(EXERCISE REQUIREMENTS)
Count the lines in the data below that include the word "name", then state the total and nothing besides.

[RECORD SET Boundary: Start]

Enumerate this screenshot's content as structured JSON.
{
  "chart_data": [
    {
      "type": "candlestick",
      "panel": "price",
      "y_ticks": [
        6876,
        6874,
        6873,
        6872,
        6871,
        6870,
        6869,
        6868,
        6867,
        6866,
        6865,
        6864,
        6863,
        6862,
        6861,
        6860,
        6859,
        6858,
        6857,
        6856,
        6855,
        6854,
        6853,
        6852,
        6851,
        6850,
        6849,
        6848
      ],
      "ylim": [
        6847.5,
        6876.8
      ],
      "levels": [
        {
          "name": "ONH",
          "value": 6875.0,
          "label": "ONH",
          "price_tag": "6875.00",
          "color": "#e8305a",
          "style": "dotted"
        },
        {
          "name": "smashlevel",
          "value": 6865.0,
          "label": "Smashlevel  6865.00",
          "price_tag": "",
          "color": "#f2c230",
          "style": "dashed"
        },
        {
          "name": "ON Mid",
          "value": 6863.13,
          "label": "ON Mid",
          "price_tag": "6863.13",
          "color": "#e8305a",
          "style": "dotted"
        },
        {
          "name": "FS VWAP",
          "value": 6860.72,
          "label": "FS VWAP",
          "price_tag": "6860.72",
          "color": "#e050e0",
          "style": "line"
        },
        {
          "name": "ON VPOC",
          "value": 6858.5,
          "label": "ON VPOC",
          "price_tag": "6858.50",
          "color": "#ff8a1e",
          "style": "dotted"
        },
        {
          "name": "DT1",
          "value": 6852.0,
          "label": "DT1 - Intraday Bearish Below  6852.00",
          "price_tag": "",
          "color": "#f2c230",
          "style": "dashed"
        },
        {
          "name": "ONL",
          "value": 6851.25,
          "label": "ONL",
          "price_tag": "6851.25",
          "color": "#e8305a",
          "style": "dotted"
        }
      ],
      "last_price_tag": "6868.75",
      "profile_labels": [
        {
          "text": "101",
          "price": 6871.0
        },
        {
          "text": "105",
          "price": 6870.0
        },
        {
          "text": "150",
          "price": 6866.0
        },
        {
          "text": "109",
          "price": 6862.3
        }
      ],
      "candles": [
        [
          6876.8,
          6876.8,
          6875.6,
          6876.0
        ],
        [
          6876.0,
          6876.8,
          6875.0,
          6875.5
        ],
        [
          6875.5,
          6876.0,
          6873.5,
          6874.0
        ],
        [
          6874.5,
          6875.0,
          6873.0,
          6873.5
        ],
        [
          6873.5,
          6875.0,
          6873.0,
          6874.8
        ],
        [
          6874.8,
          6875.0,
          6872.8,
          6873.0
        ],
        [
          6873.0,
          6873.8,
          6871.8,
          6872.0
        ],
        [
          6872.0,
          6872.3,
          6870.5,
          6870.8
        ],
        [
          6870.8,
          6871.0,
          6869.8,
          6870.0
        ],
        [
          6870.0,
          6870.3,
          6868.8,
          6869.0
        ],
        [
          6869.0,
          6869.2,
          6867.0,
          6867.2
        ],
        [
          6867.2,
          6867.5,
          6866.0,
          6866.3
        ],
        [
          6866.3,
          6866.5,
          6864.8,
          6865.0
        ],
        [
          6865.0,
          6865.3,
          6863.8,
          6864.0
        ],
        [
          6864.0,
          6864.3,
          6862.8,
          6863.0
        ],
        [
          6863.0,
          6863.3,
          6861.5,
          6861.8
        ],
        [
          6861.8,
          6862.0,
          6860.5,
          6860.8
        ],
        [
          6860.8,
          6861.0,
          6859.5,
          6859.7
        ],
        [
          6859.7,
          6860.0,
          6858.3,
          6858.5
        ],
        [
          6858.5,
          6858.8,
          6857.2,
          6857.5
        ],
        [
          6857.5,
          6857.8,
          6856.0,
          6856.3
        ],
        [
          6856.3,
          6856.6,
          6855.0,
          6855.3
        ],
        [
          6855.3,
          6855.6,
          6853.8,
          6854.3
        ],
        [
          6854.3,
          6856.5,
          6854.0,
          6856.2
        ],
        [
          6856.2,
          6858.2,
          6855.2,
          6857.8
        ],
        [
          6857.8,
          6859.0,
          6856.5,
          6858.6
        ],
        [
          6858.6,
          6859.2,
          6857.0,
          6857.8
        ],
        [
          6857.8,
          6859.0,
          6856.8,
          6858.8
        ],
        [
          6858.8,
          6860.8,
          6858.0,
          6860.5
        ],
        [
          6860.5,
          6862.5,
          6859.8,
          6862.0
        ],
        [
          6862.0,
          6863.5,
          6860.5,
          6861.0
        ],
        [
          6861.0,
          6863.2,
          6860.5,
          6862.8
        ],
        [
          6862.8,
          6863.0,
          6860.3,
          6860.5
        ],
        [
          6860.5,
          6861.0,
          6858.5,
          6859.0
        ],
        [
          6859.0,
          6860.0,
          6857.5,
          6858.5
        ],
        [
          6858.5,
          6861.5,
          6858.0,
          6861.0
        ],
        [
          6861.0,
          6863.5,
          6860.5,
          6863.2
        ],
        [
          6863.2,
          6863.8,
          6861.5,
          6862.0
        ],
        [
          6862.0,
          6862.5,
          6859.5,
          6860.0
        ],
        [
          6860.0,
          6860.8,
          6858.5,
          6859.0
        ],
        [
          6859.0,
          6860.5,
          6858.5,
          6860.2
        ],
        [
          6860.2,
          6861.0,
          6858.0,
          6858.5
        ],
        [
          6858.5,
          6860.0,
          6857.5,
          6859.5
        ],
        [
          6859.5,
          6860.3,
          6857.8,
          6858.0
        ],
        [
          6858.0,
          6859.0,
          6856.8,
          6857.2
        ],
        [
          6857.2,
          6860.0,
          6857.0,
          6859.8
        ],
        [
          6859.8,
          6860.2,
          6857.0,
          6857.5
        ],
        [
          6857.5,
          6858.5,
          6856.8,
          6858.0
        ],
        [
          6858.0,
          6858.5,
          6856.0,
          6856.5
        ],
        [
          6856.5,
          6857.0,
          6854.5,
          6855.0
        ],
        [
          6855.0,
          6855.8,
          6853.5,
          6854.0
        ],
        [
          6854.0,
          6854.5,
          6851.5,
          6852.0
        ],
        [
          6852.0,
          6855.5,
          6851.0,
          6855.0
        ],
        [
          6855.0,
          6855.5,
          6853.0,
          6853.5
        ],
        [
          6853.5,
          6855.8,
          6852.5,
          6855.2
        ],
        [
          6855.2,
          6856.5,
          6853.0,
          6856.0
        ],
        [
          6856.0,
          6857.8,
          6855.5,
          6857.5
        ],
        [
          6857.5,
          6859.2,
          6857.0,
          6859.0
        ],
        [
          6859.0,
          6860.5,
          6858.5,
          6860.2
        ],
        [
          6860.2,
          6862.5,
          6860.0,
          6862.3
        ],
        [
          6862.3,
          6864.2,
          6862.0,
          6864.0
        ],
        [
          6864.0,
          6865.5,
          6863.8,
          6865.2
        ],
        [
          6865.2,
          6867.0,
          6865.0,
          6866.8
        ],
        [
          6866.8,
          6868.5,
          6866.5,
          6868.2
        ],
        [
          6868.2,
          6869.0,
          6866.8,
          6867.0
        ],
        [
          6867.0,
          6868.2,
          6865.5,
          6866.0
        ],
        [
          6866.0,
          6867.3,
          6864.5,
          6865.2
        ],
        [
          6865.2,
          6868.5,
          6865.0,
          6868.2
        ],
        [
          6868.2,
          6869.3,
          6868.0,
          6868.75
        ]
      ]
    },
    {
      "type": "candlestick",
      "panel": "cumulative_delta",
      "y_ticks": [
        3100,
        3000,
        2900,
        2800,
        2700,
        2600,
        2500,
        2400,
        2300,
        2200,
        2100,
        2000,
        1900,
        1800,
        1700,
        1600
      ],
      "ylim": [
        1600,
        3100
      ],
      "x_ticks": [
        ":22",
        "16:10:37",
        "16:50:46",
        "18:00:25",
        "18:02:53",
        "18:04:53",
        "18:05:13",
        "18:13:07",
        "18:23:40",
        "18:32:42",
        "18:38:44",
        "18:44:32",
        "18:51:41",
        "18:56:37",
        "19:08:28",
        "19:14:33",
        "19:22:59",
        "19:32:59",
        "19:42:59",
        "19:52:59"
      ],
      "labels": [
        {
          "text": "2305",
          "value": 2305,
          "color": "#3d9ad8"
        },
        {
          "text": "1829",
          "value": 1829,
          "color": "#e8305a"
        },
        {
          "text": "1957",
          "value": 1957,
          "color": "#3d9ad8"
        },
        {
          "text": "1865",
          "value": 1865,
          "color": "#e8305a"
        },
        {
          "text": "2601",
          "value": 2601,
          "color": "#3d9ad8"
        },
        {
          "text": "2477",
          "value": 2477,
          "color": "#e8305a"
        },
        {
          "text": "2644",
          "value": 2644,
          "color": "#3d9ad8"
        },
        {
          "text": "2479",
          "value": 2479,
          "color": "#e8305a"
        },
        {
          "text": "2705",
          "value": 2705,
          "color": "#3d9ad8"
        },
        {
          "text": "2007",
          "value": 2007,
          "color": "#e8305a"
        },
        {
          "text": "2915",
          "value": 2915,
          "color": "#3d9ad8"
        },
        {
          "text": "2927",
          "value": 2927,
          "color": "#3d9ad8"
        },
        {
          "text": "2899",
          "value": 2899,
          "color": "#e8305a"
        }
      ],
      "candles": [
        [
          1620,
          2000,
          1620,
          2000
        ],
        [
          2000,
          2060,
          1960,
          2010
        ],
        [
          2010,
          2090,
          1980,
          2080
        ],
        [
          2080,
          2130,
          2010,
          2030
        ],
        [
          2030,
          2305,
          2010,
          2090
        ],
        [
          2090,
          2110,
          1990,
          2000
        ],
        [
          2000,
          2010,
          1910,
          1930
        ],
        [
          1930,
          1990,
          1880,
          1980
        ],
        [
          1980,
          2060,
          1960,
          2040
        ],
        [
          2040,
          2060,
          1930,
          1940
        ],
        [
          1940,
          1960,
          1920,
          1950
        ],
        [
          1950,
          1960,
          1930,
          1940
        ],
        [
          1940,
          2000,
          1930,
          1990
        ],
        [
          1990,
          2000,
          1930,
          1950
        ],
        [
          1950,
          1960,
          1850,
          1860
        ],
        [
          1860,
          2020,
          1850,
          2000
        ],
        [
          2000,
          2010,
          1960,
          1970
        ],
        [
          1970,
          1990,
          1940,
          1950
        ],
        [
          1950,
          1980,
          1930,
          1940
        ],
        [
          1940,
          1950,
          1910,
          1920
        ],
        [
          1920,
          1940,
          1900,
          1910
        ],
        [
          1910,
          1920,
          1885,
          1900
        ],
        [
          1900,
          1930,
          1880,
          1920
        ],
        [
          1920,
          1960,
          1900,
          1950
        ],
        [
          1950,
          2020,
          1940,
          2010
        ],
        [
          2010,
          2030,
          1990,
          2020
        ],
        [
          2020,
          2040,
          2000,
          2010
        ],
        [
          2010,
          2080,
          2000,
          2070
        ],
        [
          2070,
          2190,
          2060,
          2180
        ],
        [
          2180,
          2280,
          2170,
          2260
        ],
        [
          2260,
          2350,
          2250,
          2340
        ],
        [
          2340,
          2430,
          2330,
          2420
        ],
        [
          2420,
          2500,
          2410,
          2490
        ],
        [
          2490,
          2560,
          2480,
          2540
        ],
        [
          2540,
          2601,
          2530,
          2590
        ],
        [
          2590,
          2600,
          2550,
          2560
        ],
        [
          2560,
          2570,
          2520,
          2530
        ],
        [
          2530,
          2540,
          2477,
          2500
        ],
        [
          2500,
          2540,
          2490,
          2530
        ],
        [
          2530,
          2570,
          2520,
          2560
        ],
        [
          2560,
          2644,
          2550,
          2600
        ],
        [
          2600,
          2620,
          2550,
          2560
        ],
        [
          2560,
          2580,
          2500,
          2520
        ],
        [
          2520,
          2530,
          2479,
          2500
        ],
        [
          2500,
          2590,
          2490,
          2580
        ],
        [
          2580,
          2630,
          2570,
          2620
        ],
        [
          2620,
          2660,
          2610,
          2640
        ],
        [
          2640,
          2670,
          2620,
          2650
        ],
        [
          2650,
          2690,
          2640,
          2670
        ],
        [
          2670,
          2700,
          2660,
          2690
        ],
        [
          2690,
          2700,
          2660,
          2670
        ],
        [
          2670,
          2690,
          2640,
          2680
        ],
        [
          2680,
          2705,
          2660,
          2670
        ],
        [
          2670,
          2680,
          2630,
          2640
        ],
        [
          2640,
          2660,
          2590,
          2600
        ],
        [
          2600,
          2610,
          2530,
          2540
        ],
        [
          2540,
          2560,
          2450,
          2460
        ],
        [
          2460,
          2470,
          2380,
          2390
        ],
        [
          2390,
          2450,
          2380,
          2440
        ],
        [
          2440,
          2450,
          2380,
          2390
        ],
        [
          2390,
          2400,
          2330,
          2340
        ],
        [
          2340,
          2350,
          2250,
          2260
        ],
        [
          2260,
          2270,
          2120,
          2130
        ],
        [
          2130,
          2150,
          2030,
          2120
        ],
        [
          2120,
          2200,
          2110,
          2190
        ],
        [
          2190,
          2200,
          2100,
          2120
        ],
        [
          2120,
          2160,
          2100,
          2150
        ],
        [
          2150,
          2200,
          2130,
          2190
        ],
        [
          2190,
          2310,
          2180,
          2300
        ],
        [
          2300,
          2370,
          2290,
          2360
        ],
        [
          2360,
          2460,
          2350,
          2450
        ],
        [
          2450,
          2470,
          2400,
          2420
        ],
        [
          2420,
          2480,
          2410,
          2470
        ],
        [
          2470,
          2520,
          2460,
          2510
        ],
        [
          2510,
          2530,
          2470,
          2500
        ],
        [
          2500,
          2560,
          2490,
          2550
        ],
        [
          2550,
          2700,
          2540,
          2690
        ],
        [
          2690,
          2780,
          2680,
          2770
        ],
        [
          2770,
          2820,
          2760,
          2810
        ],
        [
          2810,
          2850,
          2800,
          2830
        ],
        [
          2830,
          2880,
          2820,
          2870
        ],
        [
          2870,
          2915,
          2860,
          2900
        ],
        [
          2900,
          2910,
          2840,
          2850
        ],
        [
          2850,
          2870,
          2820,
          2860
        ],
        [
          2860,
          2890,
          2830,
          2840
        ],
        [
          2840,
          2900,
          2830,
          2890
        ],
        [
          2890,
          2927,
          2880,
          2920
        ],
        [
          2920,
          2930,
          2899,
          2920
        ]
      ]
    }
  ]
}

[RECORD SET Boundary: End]

(WRITTEN ANSWER)
7